Accenture recently confirmed it inadvertently left private data exposed across four unsecured cloud servers. This is just one of several recent instances of unprotected data in the cloud.

Details of the Accenture Incident

In the case of Accenture, highly sensitive passwords and secret decryption keys were available to download without a password by anyone who knew the servers’ web addresses.

Accenture’s servers were hosted on Amazon’s S3 storage service and contained hundreds of gigabytes of data for the company’s enterprise cloud offering, which the company claims provides support to the majority of the Fortune 100. The unprotected data was detected by UpGuard  who commented that a threat actor accessing this data “could have exposed both Accenture and its thousands of top-flight corporate customers to malicious attacks that could have done an untold amount of financial damage.”

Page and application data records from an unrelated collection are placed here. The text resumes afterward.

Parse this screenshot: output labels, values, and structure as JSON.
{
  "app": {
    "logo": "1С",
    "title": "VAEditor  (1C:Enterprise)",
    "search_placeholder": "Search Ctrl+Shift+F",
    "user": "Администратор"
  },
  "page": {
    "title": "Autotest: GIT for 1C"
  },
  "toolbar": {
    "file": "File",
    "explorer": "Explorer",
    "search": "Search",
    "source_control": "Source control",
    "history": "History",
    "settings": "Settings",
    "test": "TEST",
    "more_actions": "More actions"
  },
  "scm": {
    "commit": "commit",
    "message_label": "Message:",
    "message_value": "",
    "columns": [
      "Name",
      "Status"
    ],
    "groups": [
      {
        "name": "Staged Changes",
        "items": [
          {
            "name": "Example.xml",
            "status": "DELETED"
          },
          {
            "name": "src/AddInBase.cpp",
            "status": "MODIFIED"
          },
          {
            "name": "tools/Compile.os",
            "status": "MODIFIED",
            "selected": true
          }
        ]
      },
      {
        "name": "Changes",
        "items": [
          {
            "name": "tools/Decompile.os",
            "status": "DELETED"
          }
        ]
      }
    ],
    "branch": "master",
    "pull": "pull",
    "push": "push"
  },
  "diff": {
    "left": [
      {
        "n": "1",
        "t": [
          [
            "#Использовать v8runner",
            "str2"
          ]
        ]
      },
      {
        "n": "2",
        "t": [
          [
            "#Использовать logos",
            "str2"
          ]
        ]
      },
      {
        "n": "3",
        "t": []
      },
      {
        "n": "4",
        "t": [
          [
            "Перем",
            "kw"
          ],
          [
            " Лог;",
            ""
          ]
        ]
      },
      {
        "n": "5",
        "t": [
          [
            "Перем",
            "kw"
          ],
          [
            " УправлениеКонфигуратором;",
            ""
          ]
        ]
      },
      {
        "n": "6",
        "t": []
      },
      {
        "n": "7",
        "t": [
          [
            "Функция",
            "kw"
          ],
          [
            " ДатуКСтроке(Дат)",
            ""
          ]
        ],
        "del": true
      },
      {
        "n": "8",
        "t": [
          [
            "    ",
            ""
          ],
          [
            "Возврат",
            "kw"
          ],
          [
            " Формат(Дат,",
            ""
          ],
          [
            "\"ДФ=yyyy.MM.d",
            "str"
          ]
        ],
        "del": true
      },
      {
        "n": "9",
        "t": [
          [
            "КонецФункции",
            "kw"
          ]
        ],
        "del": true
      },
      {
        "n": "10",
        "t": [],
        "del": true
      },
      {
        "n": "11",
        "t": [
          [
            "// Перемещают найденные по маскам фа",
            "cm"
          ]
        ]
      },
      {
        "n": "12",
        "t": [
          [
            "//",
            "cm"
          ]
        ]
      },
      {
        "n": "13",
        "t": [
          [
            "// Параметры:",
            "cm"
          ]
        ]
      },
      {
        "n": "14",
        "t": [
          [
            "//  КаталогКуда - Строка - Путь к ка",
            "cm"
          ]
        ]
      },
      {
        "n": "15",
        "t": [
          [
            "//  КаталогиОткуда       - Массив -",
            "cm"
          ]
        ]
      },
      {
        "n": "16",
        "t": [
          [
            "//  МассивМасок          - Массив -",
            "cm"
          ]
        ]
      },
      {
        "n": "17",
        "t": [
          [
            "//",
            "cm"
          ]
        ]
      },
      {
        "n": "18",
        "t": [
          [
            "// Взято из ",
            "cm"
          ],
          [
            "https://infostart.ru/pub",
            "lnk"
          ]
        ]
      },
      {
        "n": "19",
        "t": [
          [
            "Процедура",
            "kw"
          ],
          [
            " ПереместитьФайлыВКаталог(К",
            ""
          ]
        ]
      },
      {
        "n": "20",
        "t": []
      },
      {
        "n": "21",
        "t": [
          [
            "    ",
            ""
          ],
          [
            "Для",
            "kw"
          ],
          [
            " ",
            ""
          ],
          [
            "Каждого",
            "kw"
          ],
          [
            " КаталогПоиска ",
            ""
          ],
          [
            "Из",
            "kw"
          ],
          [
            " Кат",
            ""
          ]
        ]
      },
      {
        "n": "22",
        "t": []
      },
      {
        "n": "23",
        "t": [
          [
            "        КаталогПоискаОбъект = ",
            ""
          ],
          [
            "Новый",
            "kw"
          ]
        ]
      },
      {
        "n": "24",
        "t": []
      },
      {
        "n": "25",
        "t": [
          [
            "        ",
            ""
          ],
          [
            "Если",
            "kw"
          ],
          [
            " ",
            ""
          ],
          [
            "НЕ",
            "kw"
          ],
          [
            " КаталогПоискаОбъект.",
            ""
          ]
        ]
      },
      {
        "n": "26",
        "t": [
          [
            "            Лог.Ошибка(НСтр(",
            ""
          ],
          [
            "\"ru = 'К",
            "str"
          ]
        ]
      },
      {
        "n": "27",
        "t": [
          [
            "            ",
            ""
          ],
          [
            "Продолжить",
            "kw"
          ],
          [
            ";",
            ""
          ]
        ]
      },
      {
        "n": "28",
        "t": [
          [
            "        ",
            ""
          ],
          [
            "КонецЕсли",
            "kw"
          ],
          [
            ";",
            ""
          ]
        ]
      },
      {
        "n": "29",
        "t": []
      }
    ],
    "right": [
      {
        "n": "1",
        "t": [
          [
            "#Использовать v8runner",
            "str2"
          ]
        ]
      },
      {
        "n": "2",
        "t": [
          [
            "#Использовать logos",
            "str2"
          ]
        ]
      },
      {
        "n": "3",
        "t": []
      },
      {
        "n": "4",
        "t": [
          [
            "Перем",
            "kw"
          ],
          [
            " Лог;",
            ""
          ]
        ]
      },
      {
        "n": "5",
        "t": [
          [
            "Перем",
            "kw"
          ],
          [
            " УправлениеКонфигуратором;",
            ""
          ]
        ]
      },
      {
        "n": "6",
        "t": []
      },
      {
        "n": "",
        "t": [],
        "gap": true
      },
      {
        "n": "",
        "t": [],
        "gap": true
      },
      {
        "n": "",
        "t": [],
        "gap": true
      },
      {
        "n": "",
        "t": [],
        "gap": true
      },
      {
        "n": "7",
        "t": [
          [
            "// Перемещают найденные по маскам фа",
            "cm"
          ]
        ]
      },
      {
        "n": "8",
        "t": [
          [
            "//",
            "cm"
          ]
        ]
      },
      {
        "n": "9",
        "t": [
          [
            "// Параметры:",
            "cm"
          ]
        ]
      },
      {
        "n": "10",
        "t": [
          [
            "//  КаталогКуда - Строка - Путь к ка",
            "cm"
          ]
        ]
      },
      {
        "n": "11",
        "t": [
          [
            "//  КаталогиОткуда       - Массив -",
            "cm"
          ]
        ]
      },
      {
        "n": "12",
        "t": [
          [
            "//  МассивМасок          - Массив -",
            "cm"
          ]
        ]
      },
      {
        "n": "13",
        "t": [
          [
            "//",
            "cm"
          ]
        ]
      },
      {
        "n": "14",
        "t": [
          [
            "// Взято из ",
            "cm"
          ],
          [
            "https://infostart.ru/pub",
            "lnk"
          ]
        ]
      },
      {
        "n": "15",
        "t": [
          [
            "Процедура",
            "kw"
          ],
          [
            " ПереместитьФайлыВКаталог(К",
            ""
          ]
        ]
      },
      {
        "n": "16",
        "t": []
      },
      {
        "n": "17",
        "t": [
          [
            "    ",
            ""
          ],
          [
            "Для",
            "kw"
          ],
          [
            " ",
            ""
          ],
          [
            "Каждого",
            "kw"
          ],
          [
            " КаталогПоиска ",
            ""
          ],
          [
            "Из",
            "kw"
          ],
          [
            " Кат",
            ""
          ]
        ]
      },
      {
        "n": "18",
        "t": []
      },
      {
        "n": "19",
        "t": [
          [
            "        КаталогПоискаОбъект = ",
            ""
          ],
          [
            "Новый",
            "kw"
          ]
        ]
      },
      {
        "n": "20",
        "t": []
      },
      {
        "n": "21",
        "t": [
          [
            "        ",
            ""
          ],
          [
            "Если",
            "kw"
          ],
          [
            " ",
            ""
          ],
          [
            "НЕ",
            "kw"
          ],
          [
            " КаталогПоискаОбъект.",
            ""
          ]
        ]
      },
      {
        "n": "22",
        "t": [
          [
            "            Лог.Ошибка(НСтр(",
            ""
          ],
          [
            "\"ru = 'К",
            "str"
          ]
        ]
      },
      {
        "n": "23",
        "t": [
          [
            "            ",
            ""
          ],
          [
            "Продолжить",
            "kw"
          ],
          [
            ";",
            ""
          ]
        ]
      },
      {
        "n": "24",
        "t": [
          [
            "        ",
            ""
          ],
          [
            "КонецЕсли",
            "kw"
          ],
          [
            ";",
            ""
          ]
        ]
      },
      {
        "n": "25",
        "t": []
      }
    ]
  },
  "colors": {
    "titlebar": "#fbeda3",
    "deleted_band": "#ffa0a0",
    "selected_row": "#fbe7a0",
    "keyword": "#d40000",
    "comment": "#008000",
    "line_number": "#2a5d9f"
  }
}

Accenture reported to ZDNet that they “closed the exposure when the Amazon Web Services S3 issue was first reported. As we continue our forensic review we may learn more but, the email and password information in the database is more than two and a half years old and for Accenture users of a decommissioned system.”

Other Incidents of Lax Cloud Protection

Accenture isn’t the only organization to be in the news recently regarding security of their cloud data.

ZDNet recently reported about an Israeli technology company who exposed millions of Verizon customer records by storing this data on an unprotected Amazon S3 storage server.  Verizon said it was investigating how its customer data was improperly stored on the AWS server as “part of an authorized and ongoing project” to improve its customer service. Verizon said the vendor’s employee incorrectly set their AWS storage to allow external access.

Personal details of over 198 million American voters was left exposed to the internet by a firm working on behalf of the Republican National Committee (RNC). The data repository, an AWS S3 bucket, lacked any protection against access.

Why is This Cloud Data Unprotected?

The very ease with which almost anyone in an organization can setup storage in the cloud is a big reason why security could be lax. There is a real potential that cloud storage setup is not receiving the same scrutiny and process control as on-premise applications.

Satya Gupta, Co-Founder and CTO at Virsec, noted:

“It’s astonishing how many security-conscious organizations seem to lack basic security controls for cloud servers. There’s a reason that most users can’t unilaterally setup their own servers in a corporate data center – they need to be secured, managed, and governed. But almost anyone can setup a server in Amazon, Azure or other cloud servers, and expose sensitive data. The cloud can provide robust infrastructure, but the responsibility for securing data and sensitive apps still rests squarely with the organization.”

In addition to the ease of setup, many organizations are using several cloud providers, further complicating data protection. A recent report from SolarWinds found that 69% of responding IT professionals said their organizations use up to three cloud provider environments. So, the organization must undertake the responsibility of reviewing cloud service-level agreements for multiple providers.

A security expert noted that some organizations have set up public access for the Amazon S3 buckets.

“And this is the worrying point – the buckets have been configured to allow public access. The default public permissions when creating a bucket are “Do not grant public read access to this bucket” – helpfully accompanied with “Recommended” in brackets. Someone has chosen to change the permissions and it’s tough to explain this away as an accident.”

Amazon offers security options to control access to buckets, including restricting access to specific IP addresses or HTTP referrer and requiring multi-factor authentication (MFA).

As in the Verizon and RNC cases, third parties such as vendors often have access to an organization’s data and may have less rigorous controls and processes in place around data protection.

Insider threats are another potential security risk within cloud environments as well. The Cloud Security Alliance lists malicious insiders as one of their top 12 cloud computing threats, stating “in a cloud scenario, a hellbent insider can destroy whole infrastructures or manipulate data.”

To mitigate against the possibility of insider threats, organizations should employ threat detection software that actively listens for suspicious activity such as file transfers, privileged user actions, and website and email monitoring.